→ TASK INSTRUCTIONS:
Every line of the entries below that carries the string "dolore" should be copied.

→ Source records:
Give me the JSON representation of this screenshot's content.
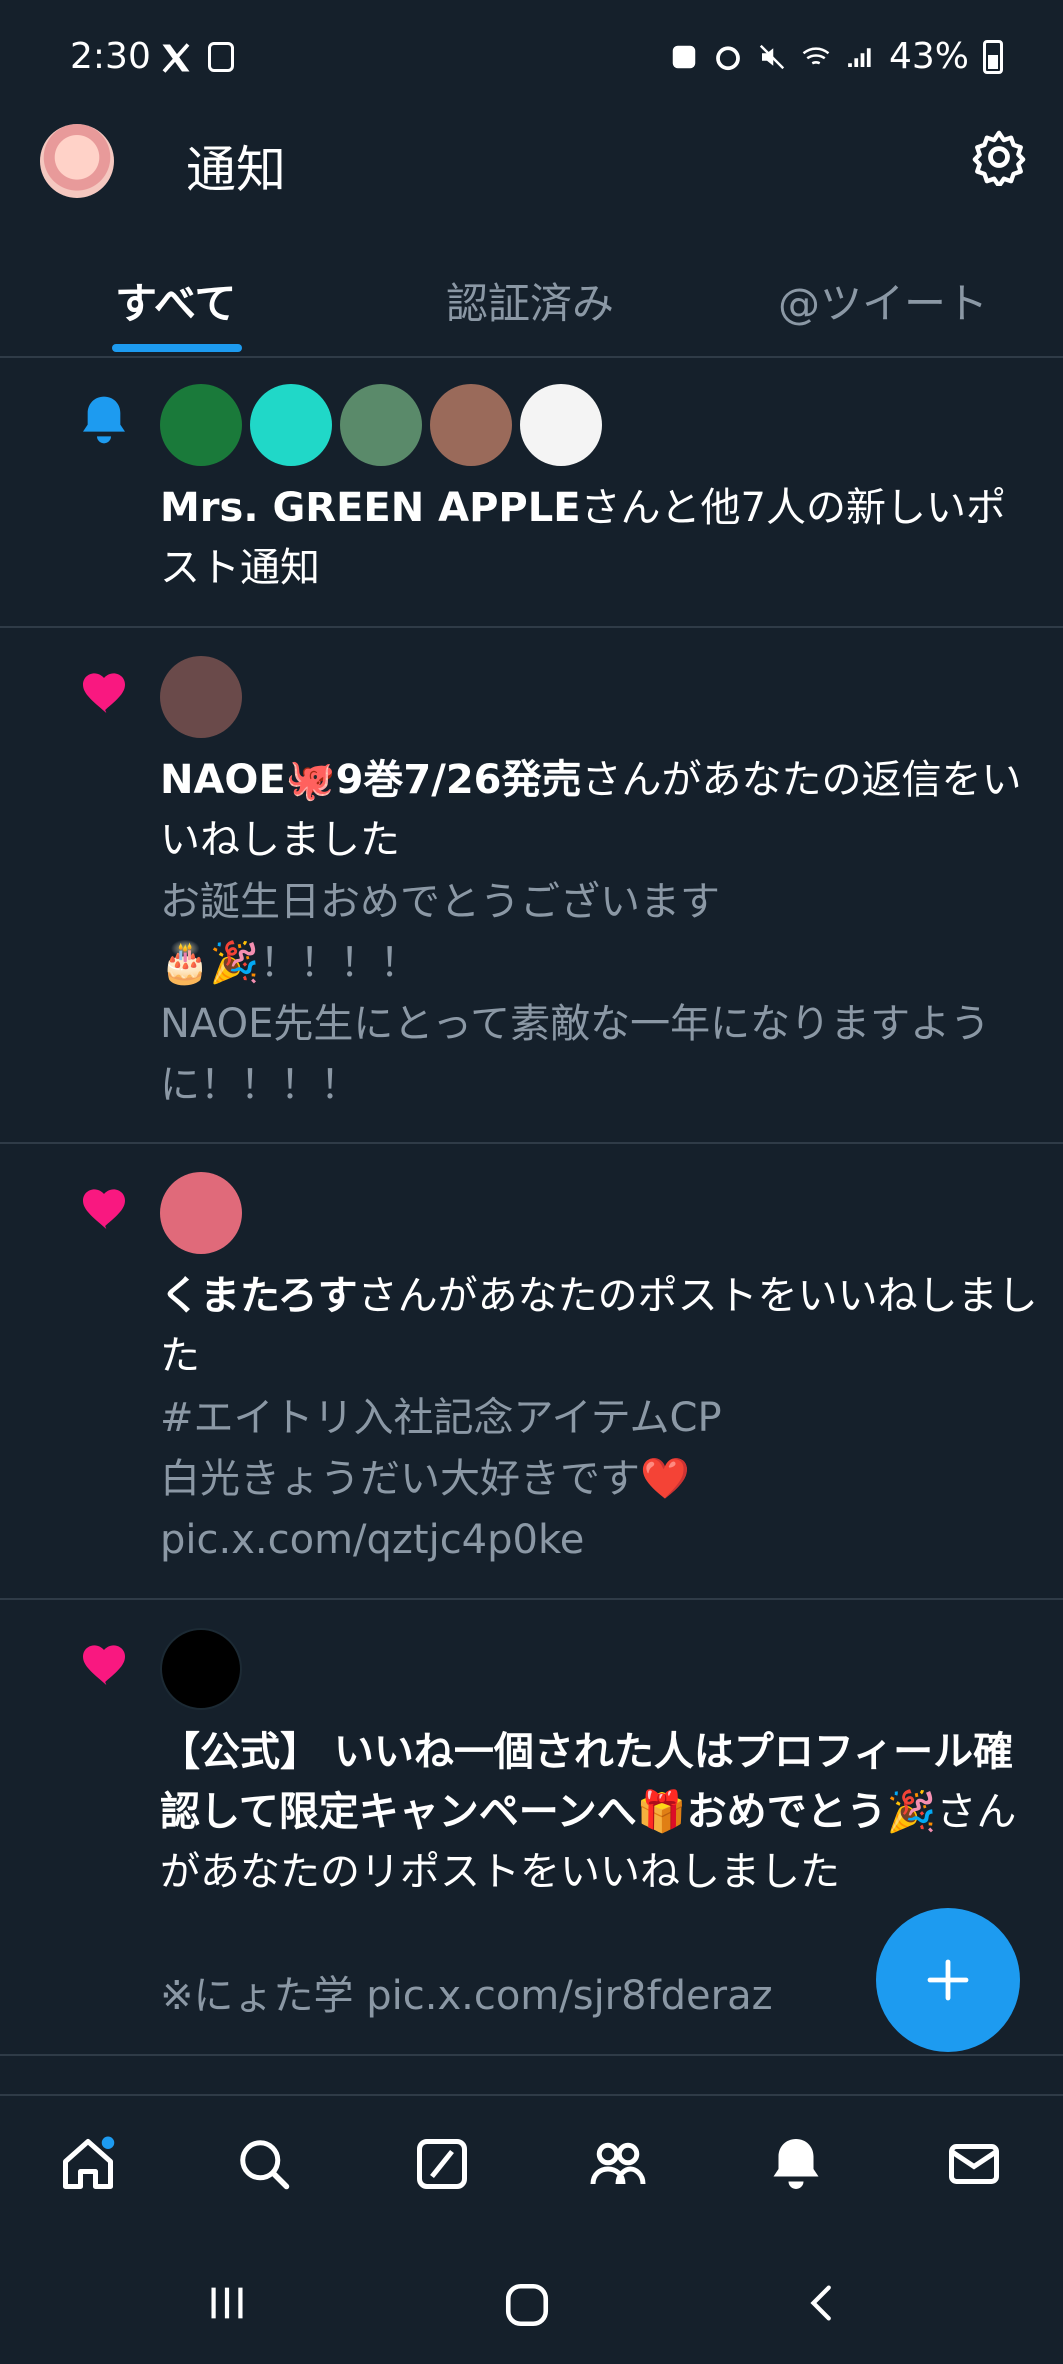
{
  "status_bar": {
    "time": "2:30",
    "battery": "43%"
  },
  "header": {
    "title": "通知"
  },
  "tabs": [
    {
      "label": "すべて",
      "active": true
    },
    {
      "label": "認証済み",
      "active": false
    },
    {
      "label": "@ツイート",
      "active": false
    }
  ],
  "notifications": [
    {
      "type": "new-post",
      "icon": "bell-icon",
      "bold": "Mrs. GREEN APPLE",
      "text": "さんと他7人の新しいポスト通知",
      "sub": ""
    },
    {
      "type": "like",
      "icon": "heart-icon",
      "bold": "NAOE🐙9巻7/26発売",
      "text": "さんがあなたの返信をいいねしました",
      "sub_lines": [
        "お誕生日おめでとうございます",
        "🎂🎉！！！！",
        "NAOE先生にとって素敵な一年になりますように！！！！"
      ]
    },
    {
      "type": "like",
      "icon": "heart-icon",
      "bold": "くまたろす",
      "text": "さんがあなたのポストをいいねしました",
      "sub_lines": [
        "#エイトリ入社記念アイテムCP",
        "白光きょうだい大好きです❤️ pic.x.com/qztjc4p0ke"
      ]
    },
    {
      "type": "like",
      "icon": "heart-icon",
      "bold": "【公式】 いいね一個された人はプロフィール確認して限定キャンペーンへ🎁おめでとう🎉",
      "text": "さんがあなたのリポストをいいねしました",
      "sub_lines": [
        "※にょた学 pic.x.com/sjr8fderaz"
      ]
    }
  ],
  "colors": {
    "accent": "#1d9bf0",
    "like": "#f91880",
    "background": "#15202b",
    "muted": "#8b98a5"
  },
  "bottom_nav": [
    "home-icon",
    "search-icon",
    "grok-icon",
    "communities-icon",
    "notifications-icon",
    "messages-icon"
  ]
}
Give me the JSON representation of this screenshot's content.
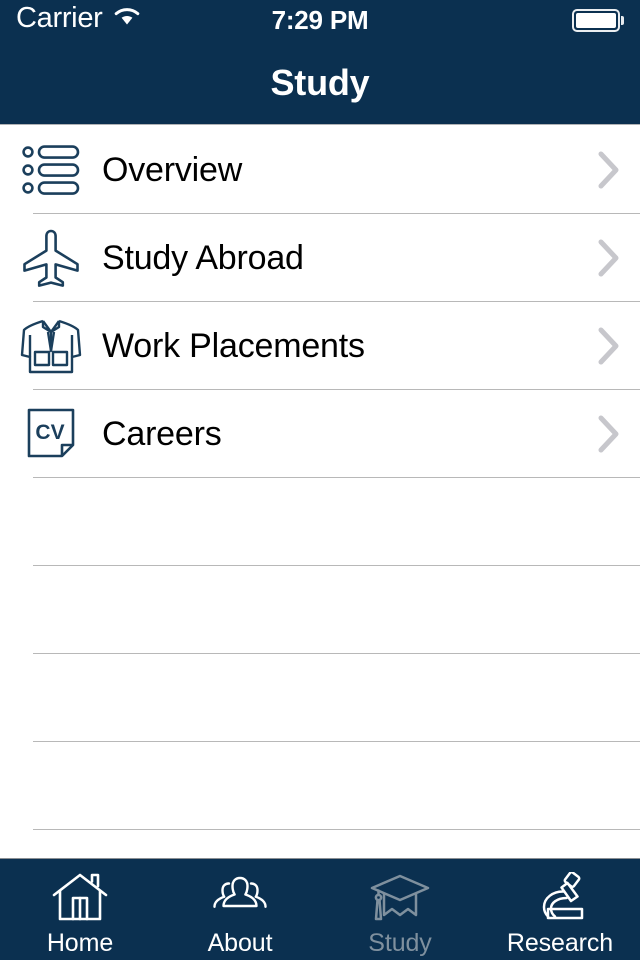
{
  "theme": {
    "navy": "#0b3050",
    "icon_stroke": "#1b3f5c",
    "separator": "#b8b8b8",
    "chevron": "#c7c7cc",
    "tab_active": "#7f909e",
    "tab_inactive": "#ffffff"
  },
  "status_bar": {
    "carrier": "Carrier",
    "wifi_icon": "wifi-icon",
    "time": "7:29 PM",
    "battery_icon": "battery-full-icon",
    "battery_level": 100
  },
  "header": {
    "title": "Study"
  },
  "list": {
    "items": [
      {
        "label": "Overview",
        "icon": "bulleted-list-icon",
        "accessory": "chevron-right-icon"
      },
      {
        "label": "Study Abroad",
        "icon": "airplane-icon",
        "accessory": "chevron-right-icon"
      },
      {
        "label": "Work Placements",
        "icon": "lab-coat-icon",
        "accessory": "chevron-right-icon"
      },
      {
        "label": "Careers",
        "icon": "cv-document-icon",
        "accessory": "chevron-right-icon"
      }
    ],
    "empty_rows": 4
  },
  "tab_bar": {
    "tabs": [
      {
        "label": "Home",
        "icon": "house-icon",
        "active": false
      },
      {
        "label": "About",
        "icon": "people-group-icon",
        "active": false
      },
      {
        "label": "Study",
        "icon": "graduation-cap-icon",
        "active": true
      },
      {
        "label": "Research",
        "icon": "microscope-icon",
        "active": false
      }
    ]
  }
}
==
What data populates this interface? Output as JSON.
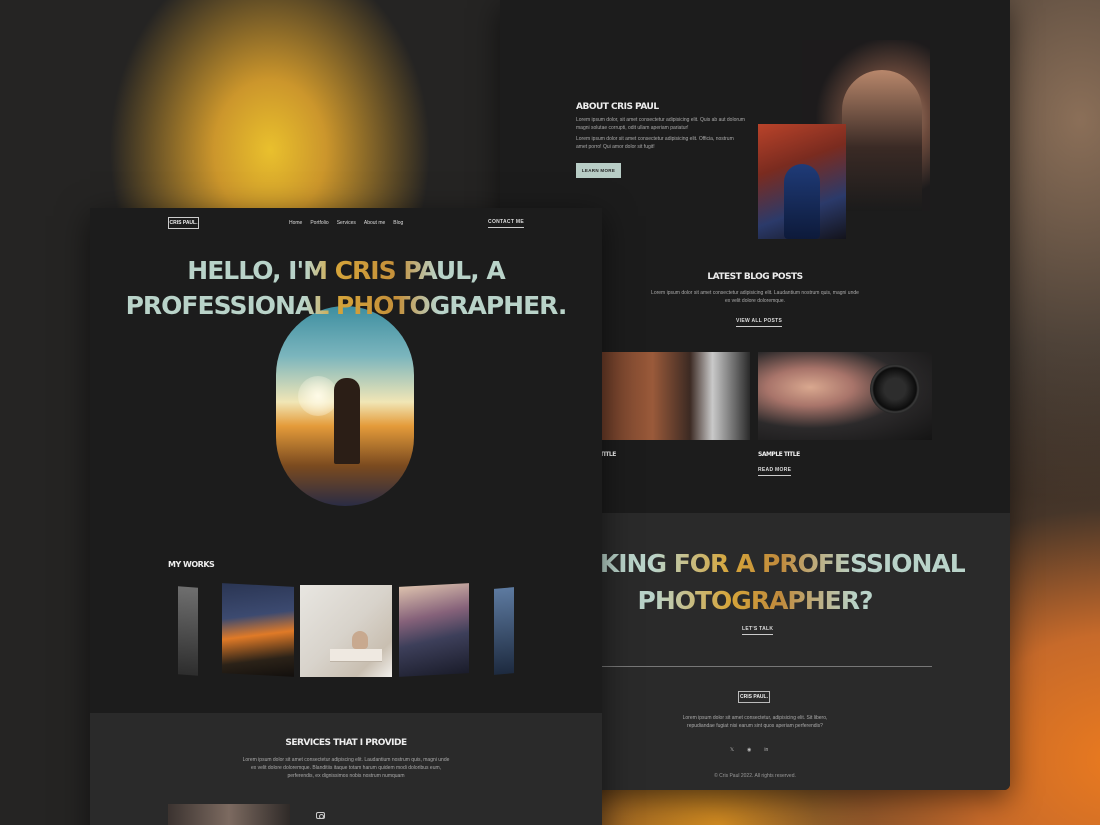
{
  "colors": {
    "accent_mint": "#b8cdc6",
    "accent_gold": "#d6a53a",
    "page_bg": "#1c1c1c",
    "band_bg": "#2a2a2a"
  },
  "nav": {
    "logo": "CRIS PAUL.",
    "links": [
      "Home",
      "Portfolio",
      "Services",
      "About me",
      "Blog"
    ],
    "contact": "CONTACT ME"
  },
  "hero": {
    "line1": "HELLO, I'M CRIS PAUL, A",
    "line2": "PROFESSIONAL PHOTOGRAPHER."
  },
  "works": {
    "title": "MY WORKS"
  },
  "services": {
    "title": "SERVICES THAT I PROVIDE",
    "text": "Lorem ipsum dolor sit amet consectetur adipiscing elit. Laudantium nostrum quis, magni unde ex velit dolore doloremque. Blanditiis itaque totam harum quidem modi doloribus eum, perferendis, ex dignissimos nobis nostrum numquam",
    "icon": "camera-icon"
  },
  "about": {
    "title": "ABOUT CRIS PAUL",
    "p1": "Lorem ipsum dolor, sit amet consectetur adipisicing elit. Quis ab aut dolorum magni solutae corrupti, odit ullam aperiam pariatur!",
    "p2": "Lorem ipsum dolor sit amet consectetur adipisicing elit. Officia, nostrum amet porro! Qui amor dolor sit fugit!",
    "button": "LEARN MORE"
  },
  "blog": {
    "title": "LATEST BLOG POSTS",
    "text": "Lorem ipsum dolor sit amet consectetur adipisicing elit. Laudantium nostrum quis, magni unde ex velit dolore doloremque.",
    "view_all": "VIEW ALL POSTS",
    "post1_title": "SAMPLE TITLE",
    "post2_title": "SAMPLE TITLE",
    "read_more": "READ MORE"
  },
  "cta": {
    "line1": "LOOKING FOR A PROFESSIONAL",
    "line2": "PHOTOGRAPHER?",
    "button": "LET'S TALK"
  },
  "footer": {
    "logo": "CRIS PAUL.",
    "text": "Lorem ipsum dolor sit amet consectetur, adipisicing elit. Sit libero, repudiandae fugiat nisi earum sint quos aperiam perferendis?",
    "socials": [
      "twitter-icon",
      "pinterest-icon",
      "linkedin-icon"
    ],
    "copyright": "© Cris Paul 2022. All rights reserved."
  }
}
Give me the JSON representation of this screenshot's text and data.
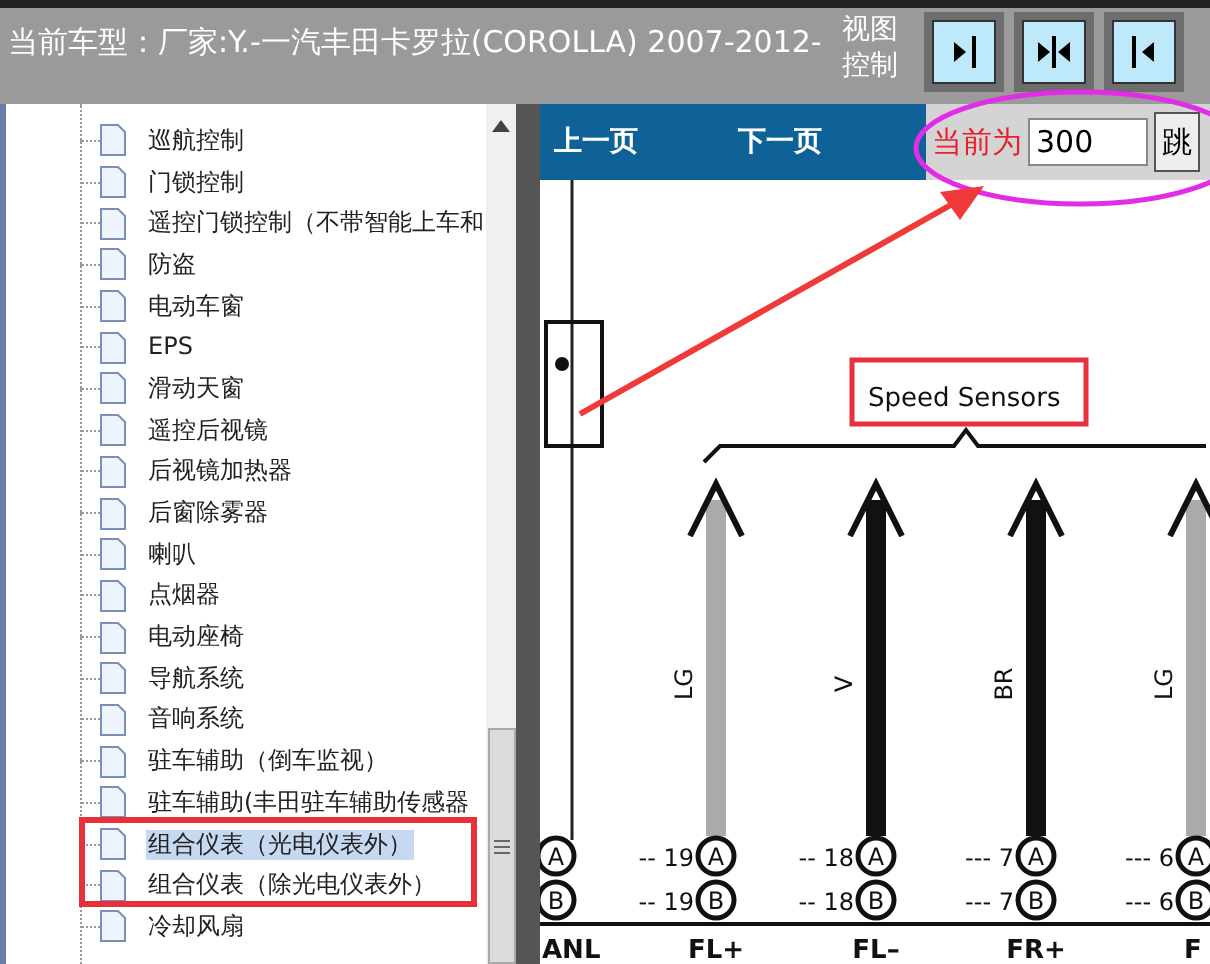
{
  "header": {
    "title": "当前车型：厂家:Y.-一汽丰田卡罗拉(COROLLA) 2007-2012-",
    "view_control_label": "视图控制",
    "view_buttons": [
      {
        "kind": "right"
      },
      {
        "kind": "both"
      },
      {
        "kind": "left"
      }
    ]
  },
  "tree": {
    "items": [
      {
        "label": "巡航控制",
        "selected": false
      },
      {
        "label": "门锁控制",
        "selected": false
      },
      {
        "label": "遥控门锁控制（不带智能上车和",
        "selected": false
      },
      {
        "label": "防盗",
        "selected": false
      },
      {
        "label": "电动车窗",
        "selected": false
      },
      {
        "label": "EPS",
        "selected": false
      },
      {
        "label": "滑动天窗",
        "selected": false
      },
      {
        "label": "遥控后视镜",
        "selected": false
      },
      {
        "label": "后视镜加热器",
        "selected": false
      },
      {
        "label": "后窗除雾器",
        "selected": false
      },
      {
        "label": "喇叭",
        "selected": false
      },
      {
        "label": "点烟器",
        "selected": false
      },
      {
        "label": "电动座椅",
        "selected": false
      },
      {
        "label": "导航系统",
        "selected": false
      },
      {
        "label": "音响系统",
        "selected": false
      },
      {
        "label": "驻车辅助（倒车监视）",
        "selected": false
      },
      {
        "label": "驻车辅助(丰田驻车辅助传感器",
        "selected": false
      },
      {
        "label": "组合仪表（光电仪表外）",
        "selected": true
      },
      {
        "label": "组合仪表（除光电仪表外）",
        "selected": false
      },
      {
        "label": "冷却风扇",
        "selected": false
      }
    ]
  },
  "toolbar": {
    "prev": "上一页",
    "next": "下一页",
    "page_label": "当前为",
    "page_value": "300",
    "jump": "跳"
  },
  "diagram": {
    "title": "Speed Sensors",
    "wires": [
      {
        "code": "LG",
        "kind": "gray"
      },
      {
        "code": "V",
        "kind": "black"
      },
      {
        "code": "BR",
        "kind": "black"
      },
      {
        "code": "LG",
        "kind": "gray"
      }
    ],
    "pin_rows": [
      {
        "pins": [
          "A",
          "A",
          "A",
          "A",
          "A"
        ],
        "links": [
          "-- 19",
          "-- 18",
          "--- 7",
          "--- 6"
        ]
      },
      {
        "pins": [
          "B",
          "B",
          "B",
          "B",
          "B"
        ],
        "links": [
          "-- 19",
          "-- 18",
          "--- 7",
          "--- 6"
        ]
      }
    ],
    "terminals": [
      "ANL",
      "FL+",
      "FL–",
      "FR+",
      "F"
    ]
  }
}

→ RESPONSE BELOW:
    "text": "Lorem ipsum dolor sit amet consectetur adipiscing elit. Laudantium nostrum quis, magni unde ex velit dolore doloremque. Blanditiis itaque totam harum quidem modi doloribus eum, perferendis, ex dignissimos nobis nostrum numquam",
    "text": "Lorem ipsum dolor sit amet consectetur adipisicing elit. Laudantium nostrum quis, magni unde ex velit dolore doloremque.",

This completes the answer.